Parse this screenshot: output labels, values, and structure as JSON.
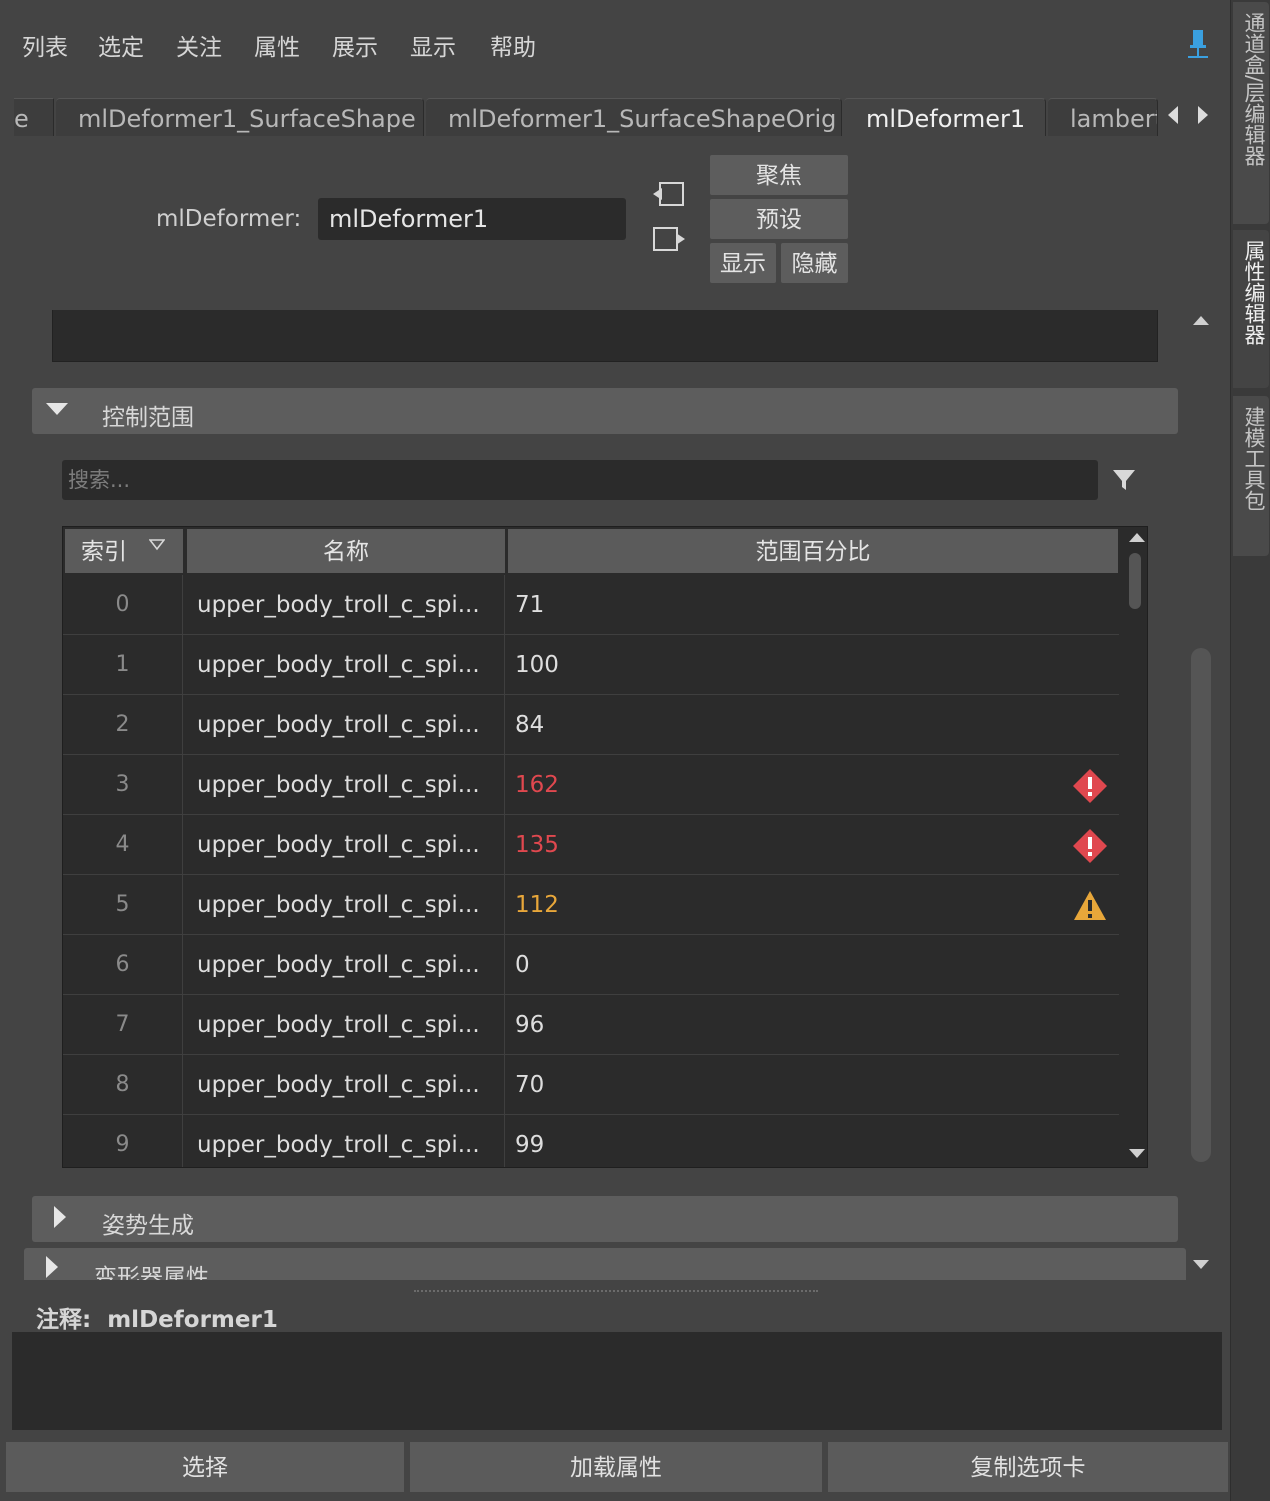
{
  "menu": [
    "列表",
    "选定",
    "关注",
    "属性",
    "展示",
    "显示",
    "帮助"
  ],
  "tabs": {
    "partial_left": "e",
    "items": [
      "mlDeformer1_SurfaceShape",
      "mlDeformer1_SurfaceShapeOrig",
      "mlDeformer1",
      "lambert"
    ],
    "active": "mlDeformer1"
  },
  "header": {
    "label": "mlDeformer:",
    "value": "mlDeformer1",
    "buttons": {
      "focus": "聚焦",
      "presets": "预设",
      "show": "显示",
      "hide": "隐藏"
    }
  },
  "sections": {
    "control_range": "控制范围",
    "pose_generation": "姿势生成",
    "deformer_attrs": "变形器属性"
  },
  "search": {
    "placeholder": "搜索..."
  },
  "table": {
    "columns": [
      "索引",
      "名称",
      "范围百分比"
    ],
    "rows": [
      {
        "index": "0",
        "name": "upper_body_troll_c_spi...",
        "value": "71",
        "status": "normal"
      },
      {
        "index": "1",
        "name": "upper_body_troll_c_spi...",
        "value": "100",
        "status": "normal"
      },
      {
        "index": "2",
        "name": "upper_body_troll_c_spi...",
        "value": "84",
        "status": "normal"
      },
      {
        "index": "3",
        "name": "upper_body_troll_c_spi...",
        "value": "162",
        "status": "error"
      },
      {
        "index": "4",
        "name": "upper_body_troll_c_spi...",
        "value": "135",
        "status": "error"
      },
      {
        "index": "5",
        "name": "upper_body_troll_c_spi...",
        "value": "112",
        "status": "warning"
      },
      {
        "index": "6",
        "name": "upper_body_troll_c_spi...",
        "value": "0",
        "status": "normal"
      },
      {
        "index": "7",
        "name": "upper_body_troll_c_spi...",
        "value": "96",
        "status": "normal"
      },
      {
        "index": "8",
        "name": "upper_body_troll_c_spi...",
        "value": "70",
        "status": "normal"
      },
      {
        "index": "9",
        "name": "upper_body_troll_c_spi...",
        "value": "99",
        "status": "normal"
      }
    ]
  },
  "colors": {
    "normal": "#dedede",
    "error": "#e0484f",
    "warning": "#e8a73a",
    "pin": "#3aa0e0"
  },
  "notes": {
    "label": "注释:",
    "node": "mlDeformer1"
  },
  "bottom_buttons": [
    "选择",
    "加载属性",
    "复制选项卡"
  ],
  "side_tabs": [
    "通道盒/层编辑器",
    "属性编辑器",
    "建模工具包"
  ]
}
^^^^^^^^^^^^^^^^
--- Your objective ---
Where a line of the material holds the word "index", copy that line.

--- Output of the exercise ---
        "index": "0",
        "index": "1",
        "index": "2",
        "index": "3",
        "index": "4",
        "index": "5",
        "index": "6",
        "index": "7",
        "index": "8",
        "index": "9",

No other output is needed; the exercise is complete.